Many people are drawn to the nation’s oldest city by its abundance of historical relics, but if one really wants to understand Tainan’s past, the best place to visit is a shop selling a breakfast typical of the area.
Tainan residents enjoy breakfasts that most people around Taiwan would consider a feast for lunch or dinner. One of their favorites is raw bloody beef slices placed in a bowl of hot soup accompanied by a bowl of rice and a small dish of soy sauce with sliced ginger.
Lamb soup, milkfish congee and rice dumplings also rank among the city’s popular breakfast choices.
Many associate these rather sumptuous breakfasts with the country’s agricultural past, theorizing that farmers in the old days needed the heavy meals to get enough energy to start a day’s work.
However, that argument fails to explain why the rest of agricultural Taiwan is not in the habit of eating so well in the morning, and one cultural preservation activist thinks it misreads local farmers.
“Farmers [in Taiwan] don’t eat beef, “ Yu Chih-wei, who is also the manager of a local travel agency, said in a recent interview.
Traditionally, farmers in Taiwan do not kill cattle for meat as a gesture of appreciation for the animal’s labor, Yu said.
Instead, the breakfasts and the composition of the dishes reflect Tainan’s status as Taiwan’s pre-eminent city between the 17th century and late 19th centuries, a place where commerce flourished.
“People in Tainan have beef soup for breakfast because they were richer than people elsewhere in Taiwan and could afford such a relatively expensive delicacy,” Yu said.
Some of the dishes have their own special origin, and a few can be traced back to government chefs, who made them to support themselves on the street after they refused to serve the new Qing Dynasty government that made Tainan the administrative capital of Taiwan in 1684.
The seasoning of the special dishes also serves as a clue to Tainan’s historical wealth.
“Foods in Tainan are generally sweeter than those elsewhere in Taiwan. In the past, only rich people had access to sugar,” Yu said.
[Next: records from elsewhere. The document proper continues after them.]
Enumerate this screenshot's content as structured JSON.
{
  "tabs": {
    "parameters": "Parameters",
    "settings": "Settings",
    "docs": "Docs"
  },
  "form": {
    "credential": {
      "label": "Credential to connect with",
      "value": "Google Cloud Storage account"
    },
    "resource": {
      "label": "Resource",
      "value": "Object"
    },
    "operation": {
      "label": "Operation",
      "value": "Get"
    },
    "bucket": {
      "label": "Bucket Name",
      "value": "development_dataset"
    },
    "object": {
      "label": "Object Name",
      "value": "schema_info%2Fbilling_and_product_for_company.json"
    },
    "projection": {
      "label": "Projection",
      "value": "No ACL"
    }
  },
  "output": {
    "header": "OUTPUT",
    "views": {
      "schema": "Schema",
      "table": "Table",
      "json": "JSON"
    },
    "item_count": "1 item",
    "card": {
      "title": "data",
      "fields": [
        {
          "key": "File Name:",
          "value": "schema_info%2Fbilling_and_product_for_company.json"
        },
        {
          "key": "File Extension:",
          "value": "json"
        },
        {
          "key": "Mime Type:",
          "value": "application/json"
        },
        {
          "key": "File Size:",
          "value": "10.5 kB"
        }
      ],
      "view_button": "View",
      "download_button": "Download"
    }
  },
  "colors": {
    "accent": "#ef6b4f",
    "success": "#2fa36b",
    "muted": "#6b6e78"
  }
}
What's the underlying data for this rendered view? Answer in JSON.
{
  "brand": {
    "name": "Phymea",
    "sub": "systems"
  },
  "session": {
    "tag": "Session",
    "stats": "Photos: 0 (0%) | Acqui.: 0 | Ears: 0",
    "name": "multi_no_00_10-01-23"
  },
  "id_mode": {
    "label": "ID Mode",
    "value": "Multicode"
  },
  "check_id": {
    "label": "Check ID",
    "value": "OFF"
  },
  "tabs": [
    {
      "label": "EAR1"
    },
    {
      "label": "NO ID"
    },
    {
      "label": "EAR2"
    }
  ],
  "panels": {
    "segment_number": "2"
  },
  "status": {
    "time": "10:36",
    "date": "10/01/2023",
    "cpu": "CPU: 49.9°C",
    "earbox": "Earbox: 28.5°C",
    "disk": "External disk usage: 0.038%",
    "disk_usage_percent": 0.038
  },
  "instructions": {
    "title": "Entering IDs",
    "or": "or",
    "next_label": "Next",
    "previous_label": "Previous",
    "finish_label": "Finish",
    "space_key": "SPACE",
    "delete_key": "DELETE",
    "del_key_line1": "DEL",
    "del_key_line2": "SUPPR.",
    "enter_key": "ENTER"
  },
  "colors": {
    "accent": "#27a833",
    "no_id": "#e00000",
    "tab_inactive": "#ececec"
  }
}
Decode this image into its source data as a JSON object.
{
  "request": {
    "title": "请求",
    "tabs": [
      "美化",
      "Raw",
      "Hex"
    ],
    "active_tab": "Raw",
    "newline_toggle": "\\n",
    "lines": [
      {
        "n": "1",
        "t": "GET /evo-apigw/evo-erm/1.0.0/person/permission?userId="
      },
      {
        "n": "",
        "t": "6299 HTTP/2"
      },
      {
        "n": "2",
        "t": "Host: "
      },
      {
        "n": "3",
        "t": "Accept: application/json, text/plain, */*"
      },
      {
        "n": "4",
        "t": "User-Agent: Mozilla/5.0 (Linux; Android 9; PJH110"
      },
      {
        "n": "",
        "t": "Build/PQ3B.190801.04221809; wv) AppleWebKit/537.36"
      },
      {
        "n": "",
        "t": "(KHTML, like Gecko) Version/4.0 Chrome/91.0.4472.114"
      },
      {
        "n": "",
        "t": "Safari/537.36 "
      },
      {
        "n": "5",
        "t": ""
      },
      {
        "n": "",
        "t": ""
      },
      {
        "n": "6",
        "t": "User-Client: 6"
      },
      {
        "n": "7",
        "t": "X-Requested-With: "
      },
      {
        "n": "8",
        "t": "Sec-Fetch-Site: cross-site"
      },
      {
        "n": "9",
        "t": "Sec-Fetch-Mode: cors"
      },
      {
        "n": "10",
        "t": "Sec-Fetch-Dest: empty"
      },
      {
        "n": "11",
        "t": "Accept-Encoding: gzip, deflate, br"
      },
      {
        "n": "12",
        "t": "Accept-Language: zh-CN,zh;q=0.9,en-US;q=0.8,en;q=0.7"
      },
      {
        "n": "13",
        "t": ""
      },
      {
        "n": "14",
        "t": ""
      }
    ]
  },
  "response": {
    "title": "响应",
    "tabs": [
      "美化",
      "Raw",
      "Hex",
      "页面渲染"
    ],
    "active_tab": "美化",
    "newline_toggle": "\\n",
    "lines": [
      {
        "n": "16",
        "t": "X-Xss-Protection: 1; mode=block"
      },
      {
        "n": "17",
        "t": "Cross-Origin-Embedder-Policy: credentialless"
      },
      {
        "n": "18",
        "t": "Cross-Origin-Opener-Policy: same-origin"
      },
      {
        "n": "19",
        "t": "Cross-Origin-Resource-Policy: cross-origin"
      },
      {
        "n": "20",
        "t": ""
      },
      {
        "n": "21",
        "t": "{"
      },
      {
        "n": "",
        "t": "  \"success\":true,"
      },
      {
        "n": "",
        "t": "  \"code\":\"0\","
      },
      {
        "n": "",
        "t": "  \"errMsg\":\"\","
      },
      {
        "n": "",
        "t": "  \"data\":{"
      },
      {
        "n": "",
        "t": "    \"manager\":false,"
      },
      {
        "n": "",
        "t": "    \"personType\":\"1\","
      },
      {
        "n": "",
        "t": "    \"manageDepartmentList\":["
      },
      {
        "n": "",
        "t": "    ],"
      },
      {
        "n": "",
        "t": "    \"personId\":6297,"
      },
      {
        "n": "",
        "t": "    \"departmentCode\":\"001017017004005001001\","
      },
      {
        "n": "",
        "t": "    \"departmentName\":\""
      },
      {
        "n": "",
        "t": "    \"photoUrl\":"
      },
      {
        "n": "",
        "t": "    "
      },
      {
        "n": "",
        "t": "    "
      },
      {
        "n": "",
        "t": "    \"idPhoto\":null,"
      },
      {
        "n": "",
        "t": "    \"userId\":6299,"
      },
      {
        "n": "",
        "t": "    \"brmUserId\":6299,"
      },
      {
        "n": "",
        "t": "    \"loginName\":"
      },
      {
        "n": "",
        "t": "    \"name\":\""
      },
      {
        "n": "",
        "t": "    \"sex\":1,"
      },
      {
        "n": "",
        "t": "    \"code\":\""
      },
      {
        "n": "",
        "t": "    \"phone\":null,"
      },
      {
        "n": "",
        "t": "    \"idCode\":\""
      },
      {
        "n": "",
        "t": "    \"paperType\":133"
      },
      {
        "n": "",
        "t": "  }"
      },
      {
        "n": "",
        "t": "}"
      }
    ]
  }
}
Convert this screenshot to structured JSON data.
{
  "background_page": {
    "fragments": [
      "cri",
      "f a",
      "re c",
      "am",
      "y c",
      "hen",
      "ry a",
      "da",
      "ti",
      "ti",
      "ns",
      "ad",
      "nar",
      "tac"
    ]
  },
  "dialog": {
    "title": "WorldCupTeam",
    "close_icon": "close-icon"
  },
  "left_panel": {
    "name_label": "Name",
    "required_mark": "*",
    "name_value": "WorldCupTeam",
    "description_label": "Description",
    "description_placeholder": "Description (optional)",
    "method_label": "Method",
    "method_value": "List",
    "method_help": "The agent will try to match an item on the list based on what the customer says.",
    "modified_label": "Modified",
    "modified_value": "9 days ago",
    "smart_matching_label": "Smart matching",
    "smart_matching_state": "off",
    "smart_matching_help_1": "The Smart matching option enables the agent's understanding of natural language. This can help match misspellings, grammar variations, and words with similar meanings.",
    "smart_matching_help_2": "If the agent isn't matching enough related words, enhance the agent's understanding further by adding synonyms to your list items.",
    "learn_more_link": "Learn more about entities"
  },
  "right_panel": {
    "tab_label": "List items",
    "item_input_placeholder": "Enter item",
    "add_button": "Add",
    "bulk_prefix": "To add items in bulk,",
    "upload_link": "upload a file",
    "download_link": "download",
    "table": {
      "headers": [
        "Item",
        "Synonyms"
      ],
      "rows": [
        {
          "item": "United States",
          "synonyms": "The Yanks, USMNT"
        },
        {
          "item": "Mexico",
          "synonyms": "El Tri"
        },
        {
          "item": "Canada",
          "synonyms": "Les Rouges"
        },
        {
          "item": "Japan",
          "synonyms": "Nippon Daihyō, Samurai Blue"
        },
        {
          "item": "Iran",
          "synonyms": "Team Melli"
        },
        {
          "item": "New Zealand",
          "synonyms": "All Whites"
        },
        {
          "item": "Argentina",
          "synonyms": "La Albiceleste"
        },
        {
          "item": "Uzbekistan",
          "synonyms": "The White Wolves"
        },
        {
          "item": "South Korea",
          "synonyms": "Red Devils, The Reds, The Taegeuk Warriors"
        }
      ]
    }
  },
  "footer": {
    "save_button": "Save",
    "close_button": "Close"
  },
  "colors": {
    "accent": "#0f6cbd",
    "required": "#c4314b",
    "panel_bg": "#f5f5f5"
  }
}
Unlike many other agricultural cities or counties in southern Taiwan, Tainan has a long trade history that dates back to the 17th century when the Dutch occupied Tainan’s Anping Harbor area, where the name “Taiwan” originated.
The Dutch considered the harbor to be their operational hub in the Asia-Pacific region when they ruled Taiwan between 1624 and 1661.
Even after the Dutch left, Anping continued to be the greatest source of Tainan’s prosperity, serving as Taiwan’s main gateway to trade for more than 200 years.
However, starting in 1823, sediment washed down local rivers and began filling the lagoon in the area. By the late 19th century, the harbor became more land than sea. Anping lost its importance and was no longer Taiwan’s political center.
However, echoes of the city’s former wealth can still be seen on Shennong Street, one of the best preserved streets in Tainan City and lined with two-story houses owned by rich merchants 200 years ago.
“At the time, people rowed boats on the rivers inside the city. Tainan was just like Italy’s Venice,” says Chang Feng-chi, a local high school teacher.
During Japanese rule between 1895 and 1945, Tainan gained its initial shape as a modern city, but it was replaced as Taiwan’s political center by Taipei, and Kaohsiung surpassed it as southern Taiwan’s biggest city shortly before the end of Japanese colonial rule.